Last week, U.S. District Judge Virginia Phillips ruled that the military’s “don’t ask, don’t tell” policy was unconstitutional because it violated gay service members’ First Amendment rights by requiring them to remain silent about their sexual orientation. On Wednesday, a three-judge panel of the 9th U.S. Circuit Court of Appeals put the decision temporarily on hold.
The “don’t ask, don’t tell” policy was enacted during the presidency of Bill Clinton and said that military commanders could not ask about a service member’s sexual orientation, but if a gay service member volunteered that information to their commander, they could be discharged from military service. The Justice Department has argued that it needs more time to effectively and safely allow gays to serve openly in the military without discrimination and while upholding morale and national security.
The Log Cabin Republicans brought a lawsuit against the military challenging the policy in 2004. They have said that the military has overblown concerns about what will happen if the policy is lifted. They called the recent decision a minor setback. The 9th U.S. Circuit Court of Appeals judges have given the Log Cabin Republicans until Monday to file a response. After they review the response, the judges will decide either to let Judge Phillips’ decision stand for now, or they will continue the temporary hold until they hear and make a decision of the government’s appeal of the ruling.

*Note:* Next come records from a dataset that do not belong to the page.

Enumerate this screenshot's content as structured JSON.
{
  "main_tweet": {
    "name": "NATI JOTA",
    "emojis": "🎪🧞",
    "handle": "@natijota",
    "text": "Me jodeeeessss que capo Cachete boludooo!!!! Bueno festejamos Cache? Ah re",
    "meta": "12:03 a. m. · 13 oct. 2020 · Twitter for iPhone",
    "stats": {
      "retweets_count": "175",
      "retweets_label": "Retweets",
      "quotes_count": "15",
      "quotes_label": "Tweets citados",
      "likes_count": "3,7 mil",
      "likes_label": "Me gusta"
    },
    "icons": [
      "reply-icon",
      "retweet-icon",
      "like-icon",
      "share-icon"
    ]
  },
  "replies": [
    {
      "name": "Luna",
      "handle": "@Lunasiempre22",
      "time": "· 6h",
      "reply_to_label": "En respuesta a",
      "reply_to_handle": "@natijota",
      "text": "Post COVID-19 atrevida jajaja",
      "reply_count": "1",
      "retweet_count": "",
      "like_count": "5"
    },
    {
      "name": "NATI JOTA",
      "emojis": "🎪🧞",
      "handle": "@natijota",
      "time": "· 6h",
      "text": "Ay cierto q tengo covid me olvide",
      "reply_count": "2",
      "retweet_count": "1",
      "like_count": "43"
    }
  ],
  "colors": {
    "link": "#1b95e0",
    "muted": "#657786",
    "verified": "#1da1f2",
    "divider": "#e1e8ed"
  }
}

Appeals court tells US military to keep in place ‘don’t ask, don’t tell’ policy for now (Los Angeles Times)